  4. Are the provisions in the Equality Act for the provision of single-sex and separate-sex spaces and facilities in some circumstances clear and useable for service providers and service users? If not, is reform or further guidance needed?

    They are very unclear. Much of the extremely toxic debate around this subject is due to the fact that no one is clear on the law. The govt urgently needs to provide clear guidance, that does not conflate sex and gender, that defines ‘gender’ and specifies who exactly is allowed where.

    Why are male offenders being put in women’s prisons? Even if they have a GRC, they have changed their gender, not their sex. Even the Geneva Convention does not allow this for prisoners of war. Why are women in this country given less protection?

    Can women ask for a biologically female health care practitioner for intimate care, for example? This is a reasonable request, but how can this work in real life if transwomen can provide a passport which states that they are women? Surely the govt cannot refuse women the permission to choose the sex of someone who is giving her a smear? Should a woman in hospital have to submit to intimate care provided by a male? Where does this leave victims of male abuse? Religious women?

    This gives priority of one protected characteristic over another. This will further create tensions between the characteristics and women will opt out of health care. The result will be more female deaths.
  5. Does the Equality Act adequately protect trans people? If not, what reforms, if any, are needed

    What rights, explicitly, are trans lobbyists requesting? It appears that this is a single issue campaign to remove the rights of women. To allow transwomen  to access the spaces and sports that were hard won by women, thus destroying these rights.

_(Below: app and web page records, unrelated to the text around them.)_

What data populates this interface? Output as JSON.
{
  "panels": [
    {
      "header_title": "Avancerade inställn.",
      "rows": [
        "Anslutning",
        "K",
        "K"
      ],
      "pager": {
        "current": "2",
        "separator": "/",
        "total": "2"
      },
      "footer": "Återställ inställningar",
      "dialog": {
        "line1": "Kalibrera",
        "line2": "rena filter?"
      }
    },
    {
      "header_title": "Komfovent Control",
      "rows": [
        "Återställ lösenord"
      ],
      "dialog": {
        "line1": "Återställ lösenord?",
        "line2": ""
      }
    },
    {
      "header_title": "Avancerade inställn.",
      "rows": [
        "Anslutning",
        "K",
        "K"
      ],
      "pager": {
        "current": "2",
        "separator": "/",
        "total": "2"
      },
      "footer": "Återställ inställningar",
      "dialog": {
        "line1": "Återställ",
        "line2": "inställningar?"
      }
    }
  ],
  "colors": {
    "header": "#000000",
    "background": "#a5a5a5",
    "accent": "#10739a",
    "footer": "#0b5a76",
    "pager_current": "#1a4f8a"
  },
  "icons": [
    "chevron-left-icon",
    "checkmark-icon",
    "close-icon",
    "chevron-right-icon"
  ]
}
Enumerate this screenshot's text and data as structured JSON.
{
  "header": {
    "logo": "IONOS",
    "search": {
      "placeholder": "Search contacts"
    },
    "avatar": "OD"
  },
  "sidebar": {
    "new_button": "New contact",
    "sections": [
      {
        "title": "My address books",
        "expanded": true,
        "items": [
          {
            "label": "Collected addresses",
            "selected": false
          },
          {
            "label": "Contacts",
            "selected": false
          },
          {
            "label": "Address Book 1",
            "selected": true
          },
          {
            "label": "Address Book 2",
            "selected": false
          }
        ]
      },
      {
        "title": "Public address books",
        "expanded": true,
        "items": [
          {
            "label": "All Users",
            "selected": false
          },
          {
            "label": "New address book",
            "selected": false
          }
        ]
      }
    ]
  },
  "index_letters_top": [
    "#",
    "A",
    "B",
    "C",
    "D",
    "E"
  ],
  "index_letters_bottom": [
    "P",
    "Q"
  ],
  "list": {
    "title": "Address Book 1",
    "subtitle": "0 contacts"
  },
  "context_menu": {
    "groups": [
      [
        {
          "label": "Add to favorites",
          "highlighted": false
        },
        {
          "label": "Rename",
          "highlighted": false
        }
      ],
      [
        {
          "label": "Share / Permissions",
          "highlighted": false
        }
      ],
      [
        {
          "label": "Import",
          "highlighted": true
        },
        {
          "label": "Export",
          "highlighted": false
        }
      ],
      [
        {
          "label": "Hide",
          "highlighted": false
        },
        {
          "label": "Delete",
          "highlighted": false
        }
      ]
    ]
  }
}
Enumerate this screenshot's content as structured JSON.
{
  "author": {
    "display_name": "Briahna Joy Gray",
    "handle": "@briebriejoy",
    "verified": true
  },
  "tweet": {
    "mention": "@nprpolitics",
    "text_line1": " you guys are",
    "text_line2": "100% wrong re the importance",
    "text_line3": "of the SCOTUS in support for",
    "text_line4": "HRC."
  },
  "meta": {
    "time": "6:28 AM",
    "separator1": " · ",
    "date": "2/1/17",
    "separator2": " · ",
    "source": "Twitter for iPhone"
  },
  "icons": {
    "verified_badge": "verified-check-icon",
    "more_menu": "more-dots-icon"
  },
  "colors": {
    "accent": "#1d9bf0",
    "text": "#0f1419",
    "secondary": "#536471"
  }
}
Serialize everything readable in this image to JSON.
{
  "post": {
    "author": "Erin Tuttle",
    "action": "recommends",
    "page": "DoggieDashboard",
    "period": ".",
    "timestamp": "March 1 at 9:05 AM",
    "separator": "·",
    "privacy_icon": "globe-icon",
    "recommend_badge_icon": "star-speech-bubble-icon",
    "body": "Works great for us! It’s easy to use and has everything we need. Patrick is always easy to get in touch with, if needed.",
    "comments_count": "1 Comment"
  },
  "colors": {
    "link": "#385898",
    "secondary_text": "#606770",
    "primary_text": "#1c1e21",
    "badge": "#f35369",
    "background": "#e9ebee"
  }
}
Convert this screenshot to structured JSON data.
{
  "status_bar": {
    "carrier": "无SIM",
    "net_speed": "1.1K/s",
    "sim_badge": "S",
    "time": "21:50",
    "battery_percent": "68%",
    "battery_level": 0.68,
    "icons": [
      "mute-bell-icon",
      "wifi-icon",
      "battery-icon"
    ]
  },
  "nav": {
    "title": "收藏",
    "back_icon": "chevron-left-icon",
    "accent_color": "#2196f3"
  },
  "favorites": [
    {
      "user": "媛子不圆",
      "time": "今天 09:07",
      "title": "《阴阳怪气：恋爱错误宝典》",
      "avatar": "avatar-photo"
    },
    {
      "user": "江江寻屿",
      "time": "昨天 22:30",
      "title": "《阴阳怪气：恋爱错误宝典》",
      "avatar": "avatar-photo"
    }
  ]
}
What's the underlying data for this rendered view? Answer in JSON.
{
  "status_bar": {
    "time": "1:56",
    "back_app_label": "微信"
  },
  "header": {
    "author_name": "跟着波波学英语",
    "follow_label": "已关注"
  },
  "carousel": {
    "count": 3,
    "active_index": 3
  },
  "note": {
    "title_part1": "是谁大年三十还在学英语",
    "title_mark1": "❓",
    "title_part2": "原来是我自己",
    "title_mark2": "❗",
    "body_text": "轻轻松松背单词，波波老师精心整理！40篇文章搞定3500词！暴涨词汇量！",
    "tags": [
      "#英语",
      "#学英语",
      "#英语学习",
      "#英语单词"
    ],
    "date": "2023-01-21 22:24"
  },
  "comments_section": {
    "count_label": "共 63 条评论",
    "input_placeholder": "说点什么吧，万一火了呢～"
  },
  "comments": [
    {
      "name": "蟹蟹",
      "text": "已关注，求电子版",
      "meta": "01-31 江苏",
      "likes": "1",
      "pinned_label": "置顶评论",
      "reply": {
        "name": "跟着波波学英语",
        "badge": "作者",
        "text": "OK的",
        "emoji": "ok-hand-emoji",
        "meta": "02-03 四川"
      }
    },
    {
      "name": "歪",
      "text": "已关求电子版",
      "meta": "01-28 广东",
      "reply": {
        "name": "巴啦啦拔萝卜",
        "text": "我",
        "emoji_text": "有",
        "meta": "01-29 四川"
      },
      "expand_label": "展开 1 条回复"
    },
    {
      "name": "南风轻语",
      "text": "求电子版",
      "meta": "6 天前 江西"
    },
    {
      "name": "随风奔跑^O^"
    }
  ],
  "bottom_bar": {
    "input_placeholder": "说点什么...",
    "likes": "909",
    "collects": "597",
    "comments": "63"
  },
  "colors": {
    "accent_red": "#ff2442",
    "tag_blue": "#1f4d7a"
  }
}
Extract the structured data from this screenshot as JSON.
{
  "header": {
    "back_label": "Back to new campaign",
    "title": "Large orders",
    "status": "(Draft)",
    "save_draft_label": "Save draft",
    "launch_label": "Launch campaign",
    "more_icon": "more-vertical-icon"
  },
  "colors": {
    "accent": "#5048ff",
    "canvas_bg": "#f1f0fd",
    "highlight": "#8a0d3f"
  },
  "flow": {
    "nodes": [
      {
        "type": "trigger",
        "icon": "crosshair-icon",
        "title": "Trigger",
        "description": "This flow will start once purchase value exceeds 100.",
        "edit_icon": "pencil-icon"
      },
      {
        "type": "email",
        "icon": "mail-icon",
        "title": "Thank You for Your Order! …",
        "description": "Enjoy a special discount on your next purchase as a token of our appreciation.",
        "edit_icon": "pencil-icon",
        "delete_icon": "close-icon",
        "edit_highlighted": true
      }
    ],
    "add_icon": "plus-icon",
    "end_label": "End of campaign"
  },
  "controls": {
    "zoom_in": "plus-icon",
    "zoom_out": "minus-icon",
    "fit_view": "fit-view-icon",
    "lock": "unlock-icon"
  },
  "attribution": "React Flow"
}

    What more do they need? They have everyone rooting for them. Money from big pharma, cosmetic surgeons, banks even coffee chains. The police visit feminists for being annoying on Twitter, but threats to rape and kill women are ignored. Trans people are the most powerful ‘oppressed group’ in history.

    If you want to protect them, protect women before there is a huge backlash which will hurt not only trans people but LGB. I follow many transpeople on Twitter who are extremely alarmed at the damage being done to their reputation by aggressive lobbyists.
  6. What issues do trans people have in accessing support services, including health and social care services, domestic violence and sexual violence services?

    While trans people obviously need access to these services, it is necessary that this does not come at the expense of women and their need for same sex spaces, in particular when they are recovering from male abuse.

    I have recently been talking to a woman who runs such a centre. She is powerless to refuse entry to the many males who present, part time, as women, and use the lack of legal guidance to gain access to vulnerable women.

    Why are you not asking about the impact on women?
  7. Are legal reforms needed to better support the rights of gender-fluid and non-binary people? If so, how?

    No. These are imprecise terms. Lack of clarity makes for bad laws.

    Everyone is gender fluid and non binary. To suggest that most women are naturally gender conforming is sexist and regressive. What is important is people’s sex.

    The govt is going to look extremely foolish by indulging this narcissism and woolly thinking.

November 2020